Depression—the number one cause of disability worldwide— is a common mood disorder that causes feelings of sadness often accompanied by loss of interest in activities one once enjoyed. Whether symptoms are mild or serious, depression is treatable. Conventional treatment combines antidepressant medication with counseling or psychotherapy. Many people with depression turn to alternative remedies like dietary supplements, alone or in conjunction with traditional treatment. Rising incidence of depression worldwide has helped fuel a multibillion-dollar dietary supplement industry.
Supplements are not regulated by the Food and Drug Administration, which means the quality and ingredients can vary. Manufacturers don’t have to prove product consistency or purity of ingredients, and the dosage listed on labels may not reflect actual concentrations of ingredients.
“It’s a real problem that they’re not regulated,” says Kanarek. “Supplements from different companies may have the same name on the label, but what’s in a bottle can be different from one company to another, or even from one batch to another,” she says. Some supplements may interfere with prescription medications. St. John’s Wort, an herbal supplement popular for attempting to combat depressive symptoms, interacts negatively (and sometimes dangerously) with many medications, including some antidepressants, the anti-anxiety medication Xanax, birth control pills, and the heart medicine Digoxin. It’s always important to check with your doctor before beginning to take any supplement.

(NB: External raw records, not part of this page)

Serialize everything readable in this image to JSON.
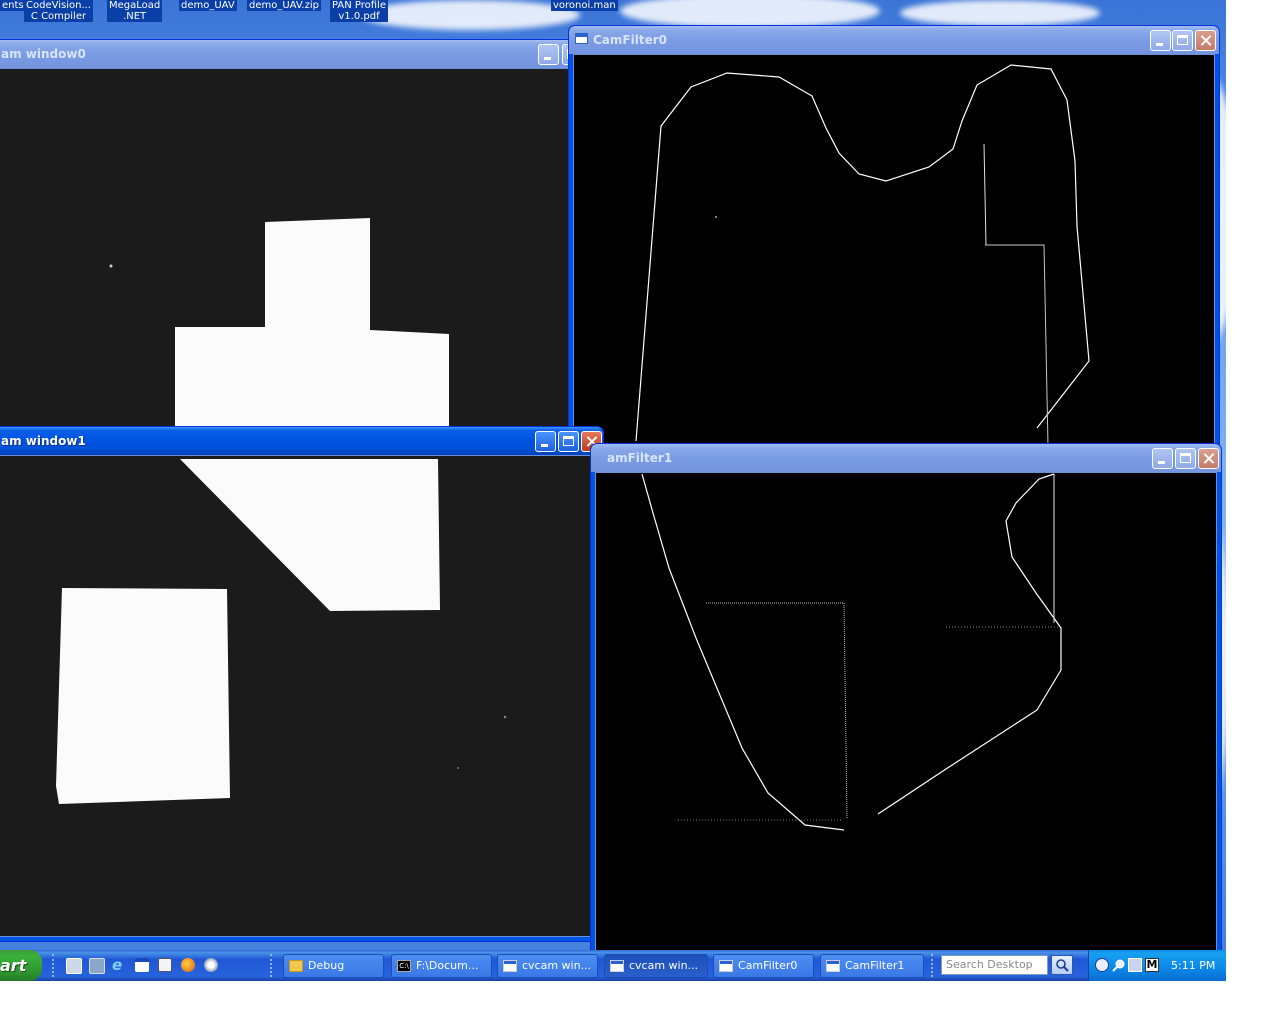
{
  "desktop_icons": [
    {
      "label": "ents"
    },
    {
      "label": "CodeVision...\nC Compiler"
    },
    {
      "label": "MegaLoad\n.NET"
    },
    {
      "label": "demo_UAV"
    },
    {
      "label": "demo_UAV.zip"
    },
    {
      "label": "PAN Profile\nv1.0.pdf"
    },
    {
      "label": "voronoi.man"
    }
  ],
  "windows": {
    "cam0": {
      "title": "am window0"
    },
    "camfilter0": {
      "title": "CamFilter0"
    },
    "cam1": {
      "title": "am window1"
    },
    "camfilter1": {
      "title": "amFilter1"
    }
  },
  "taskbar": {
    "start_label": "art",
    "quick_launch": [
      "desktop-icon",
      "disk-icon",
      "internet-explorer-icon",
      "window-icon",
      "calculator-icon",
      "firefox-icon",
      "media-player-icon"
    ],
    "buttons": [
      {
        "label": "Debug",
        "icon": "folder-icon"
      },
      {
        "label": "F:\\Docum...",
        "icon": "cmd-icon"
      },
      {
        "label": "cvcam win...",
        "icon": "window-icon"
      },
      {
        "label": "cvcam win...",
        "icon": "window-icon",
        "active": true
      },
      {
        "label": "CamFilter0",
        "icon": "window-icon"
      },
      {
        "label": "CamFilter1",
        "icon": "window-icon"
      }
    ],
    "search_placeholder": "Search Desktop",
    "clock": "5:11 PM"
  },
  "colors": {
    "xp_blue": "#0054e3",
    "start_green": "#3ab13a",
    "tray_blue": "#0c87e6"
  }
}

Diet Connection: While the effectiveness and safety of dietary supplements for the treatment of depression are questionable, research strongly suggests an association between diet quality and depression. A randomized controlled trial published recently in the journal PLOS ONE found a significant drop in depression symptoms in young adults who switched from a low-quality diet to a Mediterranean-style eating pattern (which included fruits, vegetables, whole grains, and lean proteins including fish) for three weeks. Participants who continued to consume low-quality diets (with low intake of fruits and vegetables and high intake of refined carbohydrates and processed/sugary foods and beverages) did not report a change in depression symptoms. While this study is by no means conclusive, it adds to a body of evidence that consuming a healthy diet may help fight depression (in addition to supporting overall health).